→ **Data supplied**:
--- START ---
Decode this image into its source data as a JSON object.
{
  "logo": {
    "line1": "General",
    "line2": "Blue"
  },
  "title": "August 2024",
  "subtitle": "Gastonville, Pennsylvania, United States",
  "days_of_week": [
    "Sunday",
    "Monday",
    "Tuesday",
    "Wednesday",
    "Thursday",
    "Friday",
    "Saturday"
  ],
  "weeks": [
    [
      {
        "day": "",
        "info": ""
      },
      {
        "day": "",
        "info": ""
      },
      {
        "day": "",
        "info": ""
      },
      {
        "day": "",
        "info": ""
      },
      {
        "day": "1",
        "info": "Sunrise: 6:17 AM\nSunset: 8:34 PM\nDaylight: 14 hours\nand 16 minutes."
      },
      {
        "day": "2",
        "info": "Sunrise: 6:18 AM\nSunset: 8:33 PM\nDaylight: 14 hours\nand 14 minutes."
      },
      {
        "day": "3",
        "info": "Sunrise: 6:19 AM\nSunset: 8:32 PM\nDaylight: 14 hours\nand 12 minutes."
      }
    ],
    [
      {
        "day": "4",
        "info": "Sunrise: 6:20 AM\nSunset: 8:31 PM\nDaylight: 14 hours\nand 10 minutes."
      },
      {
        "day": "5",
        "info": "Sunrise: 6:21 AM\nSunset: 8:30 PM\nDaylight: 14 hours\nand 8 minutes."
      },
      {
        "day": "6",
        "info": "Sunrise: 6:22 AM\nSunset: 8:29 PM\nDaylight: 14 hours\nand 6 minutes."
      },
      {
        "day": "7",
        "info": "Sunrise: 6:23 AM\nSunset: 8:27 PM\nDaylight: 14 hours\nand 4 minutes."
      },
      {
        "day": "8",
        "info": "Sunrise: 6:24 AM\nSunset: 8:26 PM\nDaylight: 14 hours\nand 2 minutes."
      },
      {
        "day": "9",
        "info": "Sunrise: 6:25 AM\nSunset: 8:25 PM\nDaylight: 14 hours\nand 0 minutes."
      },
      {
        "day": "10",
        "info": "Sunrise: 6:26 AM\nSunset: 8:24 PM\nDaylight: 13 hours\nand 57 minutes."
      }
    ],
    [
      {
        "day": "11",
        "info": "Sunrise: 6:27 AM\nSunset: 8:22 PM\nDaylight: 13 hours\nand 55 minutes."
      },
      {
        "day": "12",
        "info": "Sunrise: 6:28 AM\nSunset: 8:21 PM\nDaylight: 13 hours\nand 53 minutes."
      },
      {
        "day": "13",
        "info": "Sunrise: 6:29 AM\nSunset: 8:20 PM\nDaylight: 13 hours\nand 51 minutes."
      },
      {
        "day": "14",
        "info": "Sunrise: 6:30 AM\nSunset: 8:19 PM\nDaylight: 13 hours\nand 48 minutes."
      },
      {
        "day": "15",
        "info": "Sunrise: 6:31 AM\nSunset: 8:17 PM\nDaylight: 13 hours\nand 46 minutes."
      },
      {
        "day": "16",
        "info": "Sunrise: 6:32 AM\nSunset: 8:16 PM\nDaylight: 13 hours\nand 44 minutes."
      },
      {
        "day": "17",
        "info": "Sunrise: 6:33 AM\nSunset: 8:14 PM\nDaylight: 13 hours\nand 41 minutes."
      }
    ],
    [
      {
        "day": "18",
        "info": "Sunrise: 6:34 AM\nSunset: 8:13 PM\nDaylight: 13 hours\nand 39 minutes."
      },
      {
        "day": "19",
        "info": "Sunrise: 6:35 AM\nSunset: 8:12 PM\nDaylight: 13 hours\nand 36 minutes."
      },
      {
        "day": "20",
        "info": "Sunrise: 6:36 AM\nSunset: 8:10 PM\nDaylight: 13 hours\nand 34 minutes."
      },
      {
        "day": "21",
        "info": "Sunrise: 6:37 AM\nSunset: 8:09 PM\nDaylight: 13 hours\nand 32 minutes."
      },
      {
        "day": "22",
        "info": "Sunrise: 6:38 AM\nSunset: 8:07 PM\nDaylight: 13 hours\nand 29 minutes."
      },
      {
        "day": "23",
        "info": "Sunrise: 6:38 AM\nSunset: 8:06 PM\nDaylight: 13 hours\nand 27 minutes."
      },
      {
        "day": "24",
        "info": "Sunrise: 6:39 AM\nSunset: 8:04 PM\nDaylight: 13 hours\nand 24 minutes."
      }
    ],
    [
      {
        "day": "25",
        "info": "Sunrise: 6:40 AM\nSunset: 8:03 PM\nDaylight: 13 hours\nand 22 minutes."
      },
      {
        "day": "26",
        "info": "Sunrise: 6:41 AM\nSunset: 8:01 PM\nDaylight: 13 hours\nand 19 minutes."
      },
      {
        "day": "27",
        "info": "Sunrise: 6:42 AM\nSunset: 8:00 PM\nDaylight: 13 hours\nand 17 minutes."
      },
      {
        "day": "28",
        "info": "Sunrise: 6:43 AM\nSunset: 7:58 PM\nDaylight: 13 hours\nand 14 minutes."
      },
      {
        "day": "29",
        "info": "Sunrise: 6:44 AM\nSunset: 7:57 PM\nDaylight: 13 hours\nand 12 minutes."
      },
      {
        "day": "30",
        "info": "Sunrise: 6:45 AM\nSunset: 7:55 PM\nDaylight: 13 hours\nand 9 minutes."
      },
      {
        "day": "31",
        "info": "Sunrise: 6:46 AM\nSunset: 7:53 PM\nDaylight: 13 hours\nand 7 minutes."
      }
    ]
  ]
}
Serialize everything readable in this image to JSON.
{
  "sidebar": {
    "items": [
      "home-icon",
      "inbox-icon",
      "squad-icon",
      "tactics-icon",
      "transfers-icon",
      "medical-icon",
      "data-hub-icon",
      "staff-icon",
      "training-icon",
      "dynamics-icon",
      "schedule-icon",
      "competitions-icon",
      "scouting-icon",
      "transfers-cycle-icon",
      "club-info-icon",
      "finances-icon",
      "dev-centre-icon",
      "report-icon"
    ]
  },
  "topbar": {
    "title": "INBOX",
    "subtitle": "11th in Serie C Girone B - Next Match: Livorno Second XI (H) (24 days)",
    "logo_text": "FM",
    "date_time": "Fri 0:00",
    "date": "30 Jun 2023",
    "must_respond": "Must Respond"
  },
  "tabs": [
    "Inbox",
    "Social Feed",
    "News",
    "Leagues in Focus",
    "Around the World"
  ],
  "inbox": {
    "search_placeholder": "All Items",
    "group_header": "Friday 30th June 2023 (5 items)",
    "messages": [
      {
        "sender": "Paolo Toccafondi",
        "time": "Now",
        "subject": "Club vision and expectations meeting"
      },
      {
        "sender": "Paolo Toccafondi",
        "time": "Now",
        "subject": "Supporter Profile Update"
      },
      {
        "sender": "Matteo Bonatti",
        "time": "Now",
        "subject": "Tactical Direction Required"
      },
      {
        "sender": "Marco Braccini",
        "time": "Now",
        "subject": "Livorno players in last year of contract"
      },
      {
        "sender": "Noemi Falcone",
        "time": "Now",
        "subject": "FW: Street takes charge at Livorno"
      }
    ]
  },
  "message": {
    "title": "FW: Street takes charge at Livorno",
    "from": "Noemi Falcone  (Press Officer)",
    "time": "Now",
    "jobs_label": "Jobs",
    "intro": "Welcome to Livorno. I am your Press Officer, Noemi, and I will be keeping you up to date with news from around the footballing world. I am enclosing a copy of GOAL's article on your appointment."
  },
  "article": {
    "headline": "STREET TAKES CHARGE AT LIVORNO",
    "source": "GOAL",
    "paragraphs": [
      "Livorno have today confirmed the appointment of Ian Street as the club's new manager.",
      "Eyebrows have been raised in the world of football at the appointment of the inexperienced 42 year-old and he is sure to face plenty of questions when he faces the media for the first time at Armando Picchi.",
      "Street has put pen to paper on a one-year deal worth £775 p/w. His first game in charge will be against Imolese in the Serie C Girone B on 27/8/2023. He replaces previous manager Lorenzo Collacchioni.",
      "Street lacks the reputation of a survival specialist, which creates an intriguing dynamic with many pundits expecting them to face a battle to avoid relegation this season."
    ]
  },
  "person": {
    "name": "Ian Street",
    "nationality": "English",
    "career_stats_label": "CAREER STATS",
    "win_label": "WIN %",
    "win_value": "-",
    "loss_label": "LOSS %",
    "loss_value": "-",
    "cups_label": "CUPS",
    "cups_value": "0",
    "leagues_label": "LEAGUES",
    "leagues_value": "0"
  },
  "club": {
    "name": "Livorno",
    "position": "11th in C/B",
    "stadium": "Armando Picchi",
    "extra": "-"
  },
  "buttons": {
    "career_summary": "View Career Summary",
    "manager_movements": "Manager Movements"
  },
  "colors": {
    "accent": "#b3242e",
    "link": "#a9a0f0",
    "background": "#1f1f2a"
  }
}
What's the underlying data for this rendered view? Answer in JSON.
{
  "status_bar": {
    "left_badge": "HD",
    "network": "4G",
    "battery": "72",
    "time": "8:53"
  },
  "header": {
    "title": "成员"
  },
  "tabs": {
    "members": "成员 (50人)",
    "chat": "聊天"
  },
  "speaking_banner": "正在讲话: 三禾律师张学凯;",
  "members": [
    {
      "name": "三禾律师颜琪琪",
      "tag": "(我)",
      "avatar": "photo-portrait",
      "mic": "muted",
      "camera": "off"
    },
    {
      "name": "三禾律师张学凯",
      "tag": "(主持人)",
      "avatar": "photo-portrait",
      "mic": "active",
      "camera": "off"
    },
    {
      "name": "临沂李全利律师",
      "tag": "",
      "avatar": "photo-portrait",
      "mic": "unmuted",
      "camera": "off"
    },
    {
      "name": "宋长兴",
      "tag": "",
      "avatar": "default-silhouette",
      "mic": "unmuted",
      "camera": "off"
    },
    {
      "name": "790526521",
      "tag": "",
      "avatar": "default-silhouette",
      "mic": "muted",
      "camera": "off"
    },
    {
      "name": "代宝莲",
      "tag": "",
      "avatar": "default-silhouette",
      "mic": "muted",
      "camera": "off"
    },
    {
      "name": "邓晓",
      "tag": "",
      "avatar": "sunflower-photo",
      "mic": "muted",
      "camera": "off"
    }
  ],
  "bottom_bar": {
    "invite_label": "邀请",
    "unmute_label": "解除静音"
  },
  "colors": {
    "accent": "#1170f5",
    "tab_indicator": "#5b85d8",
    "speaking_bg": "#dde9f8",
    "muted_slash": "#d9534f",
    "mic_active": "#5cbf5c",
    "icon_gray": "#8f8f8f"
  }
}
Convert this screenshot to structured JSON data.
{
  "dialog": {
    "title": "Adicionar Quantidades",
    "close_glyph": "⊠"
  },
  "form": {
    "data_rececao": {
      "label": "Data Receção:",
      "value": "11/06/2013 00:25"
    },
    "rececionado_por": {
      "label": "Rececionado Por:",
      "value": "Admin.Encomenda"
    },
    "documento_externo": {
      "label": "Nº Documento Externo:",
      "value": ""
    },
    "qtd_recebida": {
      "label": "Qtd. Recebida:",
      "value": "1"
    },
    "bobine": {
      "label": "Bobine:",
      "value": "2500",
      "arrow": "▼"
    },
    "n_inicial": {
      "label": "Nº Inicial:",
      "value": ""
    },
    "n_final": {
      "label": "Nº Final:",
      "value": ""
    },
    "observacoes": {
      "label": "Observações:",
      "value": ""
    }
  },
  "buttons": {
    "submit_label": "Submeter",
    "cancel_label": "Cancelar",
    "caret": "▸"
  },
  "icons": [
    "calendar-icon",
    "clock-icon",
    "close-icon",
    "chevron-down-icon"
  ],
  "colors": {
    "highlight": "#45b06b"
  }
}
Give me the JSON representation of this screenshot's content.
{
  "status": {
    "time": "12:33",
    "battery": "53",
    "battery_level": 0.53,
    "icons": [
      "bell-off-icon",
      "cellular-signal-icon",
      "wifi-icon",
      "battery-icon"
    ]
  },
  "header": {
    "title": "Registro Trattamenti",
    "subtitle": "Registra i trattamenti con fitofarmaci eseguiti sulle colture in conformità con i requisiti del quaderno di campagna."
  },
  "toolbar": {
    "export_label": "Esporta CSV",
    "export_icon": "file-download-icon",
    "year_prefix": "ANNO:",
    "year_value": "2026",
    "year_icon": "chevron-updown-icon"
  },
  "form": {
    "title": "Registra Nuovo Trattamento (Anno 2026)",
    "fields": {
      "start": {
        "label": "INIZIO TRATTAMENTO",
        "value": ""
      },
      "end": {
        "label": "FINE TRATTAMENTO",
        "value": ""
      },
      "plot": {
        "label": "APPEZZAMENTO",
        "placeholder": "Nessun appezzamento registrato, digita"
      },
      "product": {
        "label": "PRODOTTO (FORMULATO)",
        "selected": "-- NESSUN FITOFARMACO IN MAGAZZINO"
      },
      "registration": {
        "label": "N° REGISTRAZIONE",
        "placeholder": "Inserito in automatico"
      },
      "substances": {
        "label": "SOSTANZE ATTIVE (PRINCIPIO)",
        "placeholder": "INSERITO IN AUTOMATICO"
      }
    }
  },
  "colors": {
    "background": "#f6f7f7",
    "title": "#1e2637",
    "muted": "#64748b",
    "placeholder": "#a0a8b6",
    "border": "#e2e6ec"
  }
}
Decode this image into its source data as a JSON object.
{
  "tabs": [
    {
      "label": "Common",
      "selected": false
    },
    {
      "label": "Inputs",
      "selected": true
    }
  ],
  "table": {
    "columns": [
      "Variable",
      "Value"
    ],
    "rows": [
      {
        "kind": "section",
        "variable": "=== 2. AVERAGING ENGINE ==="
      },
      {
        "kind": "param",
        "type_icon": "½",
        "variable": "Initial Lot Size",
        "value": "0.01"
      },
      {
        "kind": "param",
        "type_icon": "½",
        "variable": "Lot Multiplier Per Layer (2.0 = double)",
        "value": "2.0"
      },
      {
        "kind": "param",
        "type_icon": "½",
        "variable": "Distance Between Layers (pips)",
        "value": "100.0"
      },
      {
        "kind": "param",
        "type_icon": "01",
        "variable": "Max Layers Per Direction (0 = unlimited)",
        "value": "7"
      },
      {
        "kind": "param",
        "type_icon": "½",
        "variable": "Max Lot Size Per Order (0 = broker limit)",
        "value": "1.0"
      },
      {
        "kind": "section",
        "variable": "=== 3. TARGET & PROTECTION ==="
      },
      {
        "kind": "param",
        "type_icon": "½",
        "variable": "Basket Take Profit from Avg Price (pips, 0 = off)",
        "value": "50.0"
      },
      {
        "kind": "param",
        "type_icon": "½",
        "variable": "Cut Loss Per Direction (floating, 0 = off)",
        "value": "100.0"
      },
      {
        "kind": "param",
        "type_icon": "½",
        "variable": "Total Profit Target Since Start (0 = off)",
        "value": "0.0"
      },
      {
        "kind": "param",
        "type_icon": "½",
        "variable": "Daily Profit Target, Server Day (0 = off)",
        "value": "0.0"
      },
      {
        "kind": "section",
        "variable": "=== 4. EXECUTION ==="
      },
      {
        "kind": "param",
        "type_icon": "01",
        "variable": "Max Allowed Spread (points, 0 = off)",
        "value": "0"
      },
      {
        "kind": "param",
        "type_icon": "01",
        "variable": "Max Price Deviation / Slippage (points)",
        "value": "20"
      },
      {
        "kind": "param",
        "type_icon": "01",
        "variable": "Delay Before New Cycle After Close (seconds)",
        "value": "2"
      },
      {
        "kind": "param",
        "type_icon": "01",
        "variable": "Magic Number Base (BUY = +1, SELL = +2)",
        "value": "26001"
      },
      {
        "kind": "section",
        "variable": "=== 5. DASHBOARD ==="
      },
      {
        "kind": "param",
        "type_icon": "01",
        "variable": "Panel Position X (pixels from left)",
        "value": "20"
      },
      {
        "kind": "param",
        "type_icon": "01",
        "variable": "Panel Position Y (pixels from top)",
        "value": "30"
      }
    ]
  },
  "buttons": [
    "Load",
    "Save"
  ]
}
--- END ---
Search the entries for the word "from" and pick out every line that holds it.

    "from": "Noemi Falcone  (Press Officer)",
    "intro": "Welcome to Livorno. I am your Press Officer, Noemi, and I will be keeping you up to date with news from around the footballing world. I am enclosing a copy of GOAL's article on your appointment."
        "variable": "Basket Take Profit from Avg Price (pips, 0 = off)",
        "variable": "Panel Position X (pixels from left)",
        "variable": "Panel Position Y (pixels from top)",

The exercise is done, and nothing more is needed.